» **Exercise brief**
Pick out the lines below that contain the string "text" and copy them all.
══════
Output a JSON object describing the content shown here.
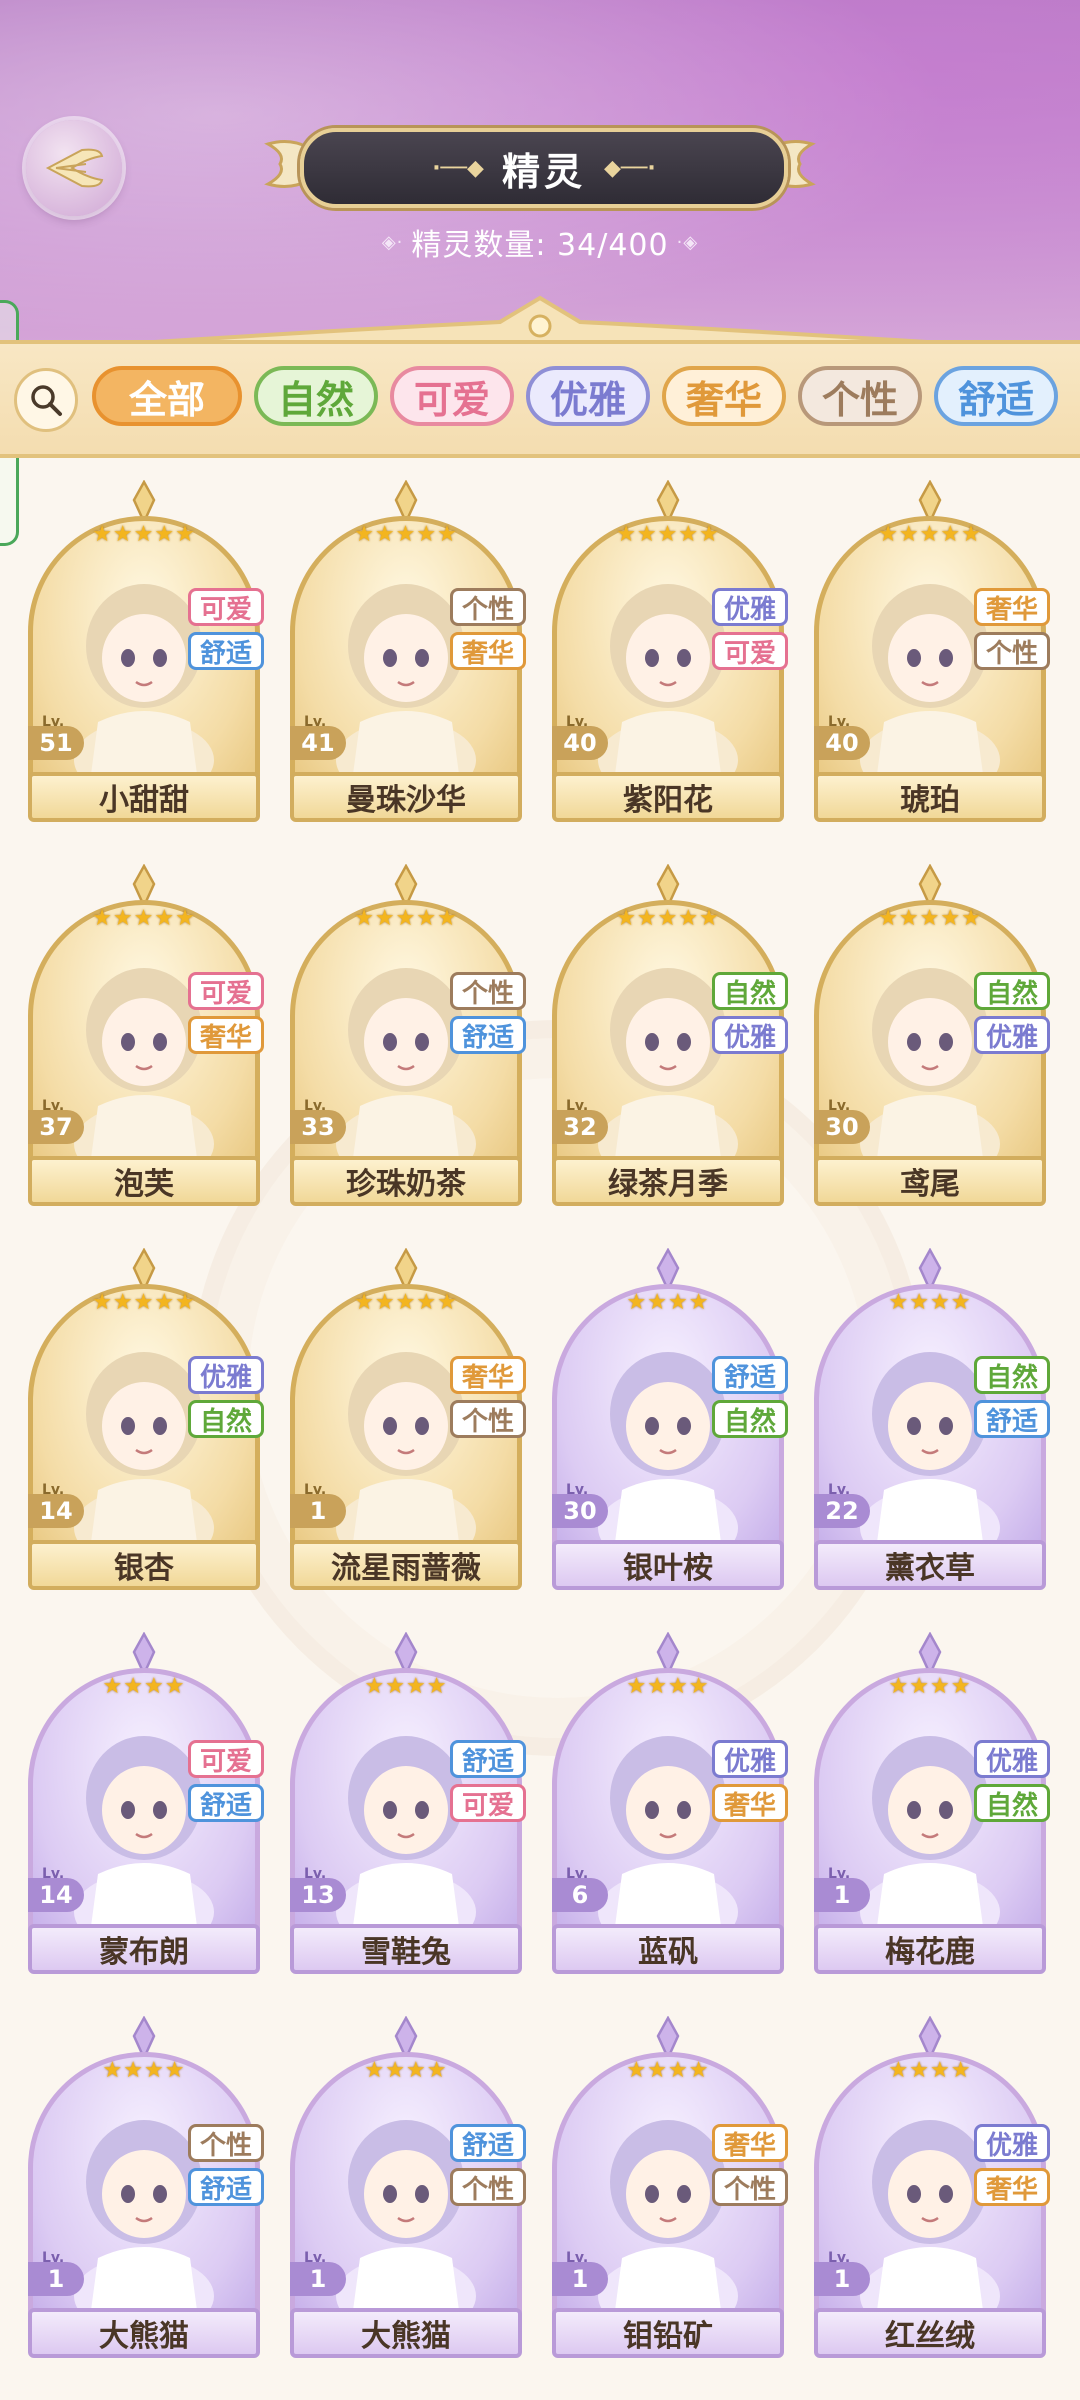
{
  "header": {
    "title": "精灵",
    "count_label": "精灵数量: 34/400"
  },
  "filters": [
    {
      "label": "全部",
      "color": "#e8922f",
      "bg": "#f3b562",
      "text": "#ffffff"
    },
    {
      "label": "自然",
      "color": "#7bb956",
      "bg": "#e6f5d7",
      "text": "#5fa83a"
    },
    {
      "label": "可爱",
      "color": "#e88aa0",
      "bg": "#fde5ec",
      "text": "#e57191"
    },
    {
      "label": "优雅",
      "color": "#8f8fd6",
      "bg": "#ebeafd",
      "text": "#7b7bd0"
    },
    {
      "label": "奢华",
      "color": "#e0a54a",
      "bg": "#fff0d8",
      "text": "#e0993a"
    },
    {
      "label": "个性",
      "color": "#b8987a",
      "bg": "#f3e8de",
      "text": "#9d7c5d"
    },
    {
      "label": "舒适",
      "color": "#6ba3e0",
      "bg": "#e3f0fd",
      "text": "#4f93dc"
    }
  ],
  "tag_colors": {
    "可爱": "#e57191",
    "舒适": "#4f93dc",
    "个性": "#9d7c5d",
    "奢华": "#e0993a",
    "优雅": "#7b7bd0",
    "自然": "#5fa83a"
  },
  "spirits": [
    {
      "name": "小甜甜",
      "level": "51",
      "stars": "★★★★★",
      "tags": [
        "可爱",
        "舒适"
      ],
      "rarity": "gold"
    },
    {
      "name": "曼珠沙华",
      "level": "41",
      "stars": "★★★★★",
      "tags": [
        "个性",
        "奢华"
      ],
      "rarity": "gold"
    },
    {
      "name": "紫阳花",
      "level": "40",
      "stars": "★★★★★",
      "tags": [
        "优雅",
        "可爱"
      ],
      "rarity": "gold"
    },
    {
      "name": "琥珀",
      "level": "40",
      "stars": "★★★★★",
      "tags": [
        "奢华",
        "个性"
      ],
      "rarity": "gold"
    },
    {
      "name": "泡芙",
      "level": "37",
      "stars": "★★★★★",
      "tags": [
        "可爱",
        "奢华"
      ],
      "rarity": "gold"
    },
    {
      "name": "珍珠奶茶",
      "level": "33",
      "stars": "★★★★★",
      "tags": [
        "个性",
        "舒适"
      ],
      "rarity": "gold"
    },
    {
      "name": "绿茶月季",
      "level": "32",
      "stars": "★★★★★",
      "tags": [
        "自然",
        "优雅"
      ],
      "rarity": "gold"
    },
    {
      "name": "鸢尾",
      "level": "30",
      "stars": "★★★★★",
      "tags": [
        "自然",
        "优雅"
      ],
      "rarity": "gold"
    },
    {
      "name": "银杏",
      "level": "14",
      "stars": "★★★★★",
      "tags": [
        "优雅",
        "自然"
      ],
      "rarity": "gold"
    },
    {
      "name": "流星雨蔷薇",
      "level": "1",
      "stars": "★★★★★",
      "tags": [
        "奢华",
        "个性"
      ],
      "rarity": "gold"
    },
    {
      "name": "银叶桉",
      "level": "30",
      "stars": "★★★★",
      "tags": [
        "舒适",
        "自然"
      ],
      "rarity": "purple"
    },
    {
      "name": "薰衣草",
      "level": "22",
      "stars": "★★★★",
      "tags": [
        "自然",
        "舒适"
      ],
      "rarity": "purple"
    },
    {
      "name": "蒙布朗",
      "level": "14",
      "stars": "★★★★",
      "tags": [
        "可爱",
        "舒适"
      ],
      "rarity": "purple"
    },
    {
      "name": "雪鞋兔",
      "level": "13",
      "stars": "★★★★",
      "tags": [
        "舒适",
        "可爱"
      ],
      "rarity": "purple"
    },
    {
      "name": "蓝矾",
      "level": "6",
      "stars": "★★★★",
      "tags": [
        "优雅",
        "奢华"
      ],
      "rarity": "purple"
    },
    {
      "name": "梅花鹿",
      "level": "1",
      "stars": "★★★★",
      "tags": [
        "优雅",
        "自然"
      ],
      "rarity": "purple"
    },
    {
      "name": "大熊猫",
      "level": "1",
      "stars": "★★★★",
      "tags": [
        "个性",
        "舒适"
      ],
      "rarity": "purple"
    },
    {
      "name": "大熊猫",
      "level": "1",
      "stars": "★★★★",
      "tags": [
        "舒适",
        "个性"
      ],
      "rarity": "purple"
    },
    {
      "name": "钼铅矿",
      "level": "1",
      "stars": "★★★★",
      "tags": [
        "奢华",
        "个性"
      ],
      "rarity": "purple"
    },
    {
      "name": "红丝绒",
      "level": "1",
      "stars": "★★★★",
      "tags": [
        "优雅",
        "奢华"
      ],
      "rarity": "purple"
    }
  ],
  "level_prefix": "Lv.",
  "icons": {
    "back": "back-wing-icon",
    "search": "search-icon"
  }
}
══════
» **Reply**
      "text": "#ffffff"
      "text": "#5fa83a"
      "text": "#e57191"
      "text": "#7b7bd0"
      "text": "#e0993a"
      "text": "#9d7c5d"
      "text": "#4f93dc"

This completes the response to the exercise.